At IU prospective undergraduate CS majors use Scheme in their first course, C211, and in the required programming languages core course, C311 and the optional compilers course, P423. The initial graduate-level programming languages course, B521 also uses Scheme, as does the graduate level programming language implementation course, P523. Scheme is also used as a tool by students in several other courses, such as the AI course, B551.
Scheme is much used in programming languages research at IU, and is the focus of the IU educational infrastructure project.
There is a local newsgroup
cs.scheme, as well as the global
For Scheme code to be legible, it is important to follow good indentation rules.
The Scheme Repository, maintained locally, has lots of additional information on Scheme.
Most people, however, prefer to run Scheme as a subprocess of the emacs editor, which also provides support for editing Scheme programs. The following steps customize emacs so that it provides good support for Scheme.
/l/www/proglang/scheme/iuscheme.elto your emacs directory.
/l/www/proglang/scheme/.emacsto your home directory. If you already have a .emacs file, add the contents of this file to it. If you already have some Scheme support in your .emacs file, you might want to delete it. Usually this setup is all you need to live comfortably with Scheme.
Now, the next time you edit a .ss (Scheme source) file, or when you type Esc-x run-scheme to start a Scheme session, things will work out nicely. In particular, when you press return, the next line will automatically be indented according to our indentation rules. Also, the new scheme-mode command Ctrl-c Ctrl-i automatically re-indents the current definition. Use this often when you edit code to re-indent code that has been moved and expose mis-matched parenthesis errors. Even if you do not think you have made any changes that effect indentation, run this command. If lines change indentation unexpectedly, or the indentation does not look right, check your parenthesis.
The tutorial designed for the C211 course provides an introduction to emacs, Scheme, among other aspects of the local environment, that others may find helpful as well.
The above instructions are sufficient to get you started writing Scheme programs in emacs with all sorts of support. If you want to know what you've just done and why you've done it, read on...
The file iuscheme.el serves two basic functions. The
first is probably the most important, but needs a history lesson.
The original emacs program started at MIT, where Scheme originated and is
still much used. So they wrote two handy emacs-lisp files
called xscheme.el and scheme.el, and got these files
placed on the general distribution of emacs (that is, every emacs in
the world has these files). Unfortunately for the rest of the
universe, they wrote their Scheme mode specifically for the MIT
Scheme, causing (for Chez Scheme users, at least) the infamous
Error in open-input-file: error opening "-emacs":

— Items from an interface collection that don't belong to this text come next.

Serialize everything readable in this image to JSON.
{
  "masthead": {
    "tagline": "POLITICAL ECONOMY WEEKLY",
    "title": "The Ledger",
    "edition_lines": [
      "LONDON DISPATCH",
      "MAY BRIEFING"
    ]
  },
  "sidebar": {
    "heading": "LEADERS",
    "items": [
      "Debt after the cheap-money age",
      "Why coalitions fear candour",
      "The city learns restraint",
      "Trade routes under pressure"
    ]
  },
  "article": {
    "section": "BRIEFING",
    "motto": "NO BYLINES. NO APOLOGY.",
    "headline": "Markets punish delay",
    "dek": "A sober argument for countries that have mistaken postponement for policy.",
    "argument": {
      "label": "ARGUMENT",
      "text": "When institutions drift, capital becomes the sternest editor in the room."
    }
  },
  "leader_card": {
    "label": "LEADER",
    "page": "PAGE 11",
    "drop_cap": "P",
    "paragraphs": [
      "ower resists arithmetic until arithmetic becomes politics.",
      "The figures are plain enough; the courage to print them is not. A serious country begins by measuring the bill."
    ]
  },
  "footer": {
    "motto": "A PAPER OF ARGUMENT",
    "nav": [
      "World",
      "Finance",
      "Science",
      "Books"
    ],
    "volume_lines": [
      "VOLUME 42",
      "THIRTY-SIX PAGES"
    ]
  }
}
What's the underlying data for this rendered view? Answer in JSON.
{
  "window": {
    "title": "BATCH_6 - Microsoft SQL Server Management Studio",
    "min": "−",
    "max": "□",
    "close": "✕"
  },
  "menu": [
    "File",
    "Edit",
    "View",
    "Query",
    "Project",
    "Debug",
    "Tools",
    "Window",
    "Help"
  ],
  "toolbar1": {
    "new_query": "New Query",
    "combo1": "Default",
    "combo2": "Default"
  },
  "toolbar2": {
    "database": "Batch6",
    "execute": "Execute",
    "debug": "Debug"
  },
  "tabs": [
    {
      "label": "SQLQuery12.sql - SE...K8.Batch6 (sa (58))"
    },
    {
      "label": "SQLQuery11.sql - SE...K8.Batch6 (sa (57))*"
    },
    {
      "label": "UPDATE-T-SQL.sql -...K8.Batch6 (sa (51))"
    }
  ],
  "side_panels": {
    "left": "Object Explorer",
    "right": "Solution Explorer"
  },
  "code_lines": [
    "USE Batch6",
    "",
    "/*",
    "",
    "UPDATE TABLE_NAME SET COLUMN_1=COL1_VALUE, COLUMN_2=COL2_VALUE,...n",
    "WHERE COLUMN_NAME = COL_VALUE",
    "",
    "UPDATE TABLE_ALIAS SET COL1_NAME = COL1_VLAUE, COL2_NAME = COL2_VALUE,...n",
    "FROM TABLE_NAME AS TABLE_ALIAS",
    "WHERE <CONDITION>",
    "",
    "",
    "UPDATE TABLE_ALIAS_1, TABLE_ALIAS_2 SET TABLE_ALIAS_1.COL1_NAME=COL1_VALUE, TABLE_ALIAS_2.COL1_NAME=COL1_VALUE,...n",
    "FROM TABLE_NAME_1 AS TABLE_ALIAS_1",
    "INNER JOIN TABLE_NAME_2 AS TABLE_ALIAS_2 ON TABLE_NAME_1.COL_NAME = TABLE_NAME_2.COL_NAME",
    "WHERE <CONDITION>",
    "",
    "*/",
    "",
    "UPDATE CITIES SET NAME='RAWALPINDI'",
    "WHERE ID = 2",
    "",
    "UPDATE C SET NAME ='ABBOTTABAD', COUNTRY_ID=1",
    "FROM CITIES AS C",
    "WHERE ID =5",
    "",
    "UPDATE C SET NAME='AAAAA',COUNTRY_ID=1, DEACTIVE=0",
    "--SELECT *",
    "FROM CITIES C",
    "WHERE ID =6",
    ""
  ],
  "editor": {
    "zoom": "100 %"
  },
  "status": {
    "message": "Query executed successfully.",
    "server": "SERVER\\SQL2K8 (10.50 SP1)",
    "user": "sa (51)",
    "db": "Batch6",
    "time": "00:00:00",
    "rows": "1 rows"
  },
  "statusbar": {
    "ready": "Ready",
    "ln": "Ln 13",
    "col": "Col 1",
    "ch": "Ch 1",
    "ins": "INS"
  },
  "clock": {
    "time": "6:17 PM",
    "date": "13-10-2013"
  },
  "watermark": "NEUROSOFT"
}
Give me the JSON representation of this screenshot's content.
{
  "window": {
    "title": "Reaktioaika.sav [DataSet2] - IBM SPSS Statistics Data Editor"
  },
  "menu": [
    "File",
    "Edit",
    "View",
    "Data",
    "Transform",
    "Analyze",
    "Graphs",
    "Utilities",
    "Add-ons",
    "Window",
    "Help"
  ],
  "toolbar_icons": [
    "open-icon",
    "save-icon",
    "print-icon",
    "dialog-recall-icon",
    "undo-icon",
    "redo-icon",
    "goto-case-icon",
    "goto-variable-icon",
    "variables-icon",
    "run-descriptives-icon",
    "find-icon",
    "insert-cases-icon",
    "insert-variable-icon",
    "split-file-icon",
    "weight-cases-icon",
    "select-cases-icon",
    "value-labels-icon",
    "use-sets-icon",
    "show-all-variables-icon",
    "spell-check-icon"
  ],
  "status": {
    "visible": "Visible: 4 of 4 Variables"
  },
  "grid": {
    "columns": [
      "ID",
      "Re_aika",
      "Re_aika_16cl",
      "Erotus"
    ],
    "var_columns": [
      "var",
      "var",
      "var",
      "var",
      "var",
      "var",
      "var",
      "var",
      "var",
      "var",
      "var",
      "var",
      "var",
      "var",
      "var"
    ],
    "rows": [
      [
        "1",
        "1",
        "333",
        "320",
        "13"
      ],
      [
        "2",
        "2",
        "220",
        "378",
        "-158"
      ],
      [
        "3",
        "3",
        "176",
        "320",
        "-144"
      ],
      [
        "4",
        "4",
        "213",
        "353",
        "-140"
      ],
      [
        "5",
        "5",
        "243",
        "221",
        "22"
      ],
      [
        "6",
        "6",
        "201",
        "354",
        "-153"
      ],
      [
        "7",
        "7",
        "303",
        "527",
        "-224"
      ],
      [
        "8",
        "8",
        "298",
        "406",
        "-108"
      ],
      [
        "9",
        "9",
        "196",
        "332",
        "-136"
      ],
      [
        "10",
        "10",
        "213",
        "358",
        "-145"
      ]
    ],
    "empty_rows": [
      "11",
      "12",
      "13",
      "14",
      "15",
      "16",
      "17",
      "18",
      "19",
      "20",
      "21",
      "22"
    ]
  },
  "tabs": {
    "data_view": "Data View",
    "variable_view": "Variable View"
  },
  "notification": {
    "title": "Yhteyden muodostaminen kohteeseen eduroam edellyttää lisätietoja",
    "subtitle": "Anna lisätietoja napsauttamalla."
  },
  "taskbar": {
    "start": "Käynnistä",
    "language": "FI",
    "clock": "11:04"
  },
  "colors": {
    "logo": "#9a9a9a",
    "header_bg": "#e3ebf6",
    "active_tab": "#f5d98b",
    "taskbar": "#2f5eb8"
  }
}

No such file or directory.
The folks at Carnegie Mellon, for reasons of their own, wrote a cleaner package of emacs Scheme support, cmuscheme.el, and after a bit they also got their file into emacs distributions. Unfortunately, emacs distributions differ as to which emacs setup is the default. One way to make sure you get the more friendly CMU version is to add the following lines to your .emacs file:
(autoload 'scheme-mode "cmuscheme" "Major mode for Scheme." t) (autoload 'run-scheme "cmuscheme" "Switch to interactive Scheme buffer." t) (autoload 'run-alt-scheme "cmuscheme" "Switch to interactive alternative Scheme buffer." t)At least if you're at IU, you will probably prefer to use iuscheme.el, which extends cmuscheme.el as follows:
cmuscheme, you must hit return and then TAB to get the same effect. This is the most visible difference between the two.
may be loaded along with
iuscheme.el to provide a different
style of indentation that many prefer, especially in the C311 course.
If you run emacs in a display mode that supports multiple fonts
(such as X-windows, but not dumb-terminal emulation), you may enjoy your
Scheme programs being "fontified" using
/l/www/proglang/scheme/schemefont.el. To use
it, just stick the contents of this file in your .emacs file, or put
it in your emacs directory and add
(load-library "schemefont")somewhere after the load-path extension in your .emacs file.
If you sometimes prefer to use matching brackets in place of
parenthesis (which Chez Scheme allows), place the file
your emacs directory, and add the statement
(require 'balance-mode)to your .emacs file. The command Esc-x balance-mode toggles a minor mode for automatic parenthesis and bracket balancing: if you type ')', but it matches '[', then ']' will be inserted instead. If you want this behavior in all Scheme editing sessions, also add the expression
(add-hook 'scheme-mode-hook (function (lambda () (balance-mode t))))to your .emacs file.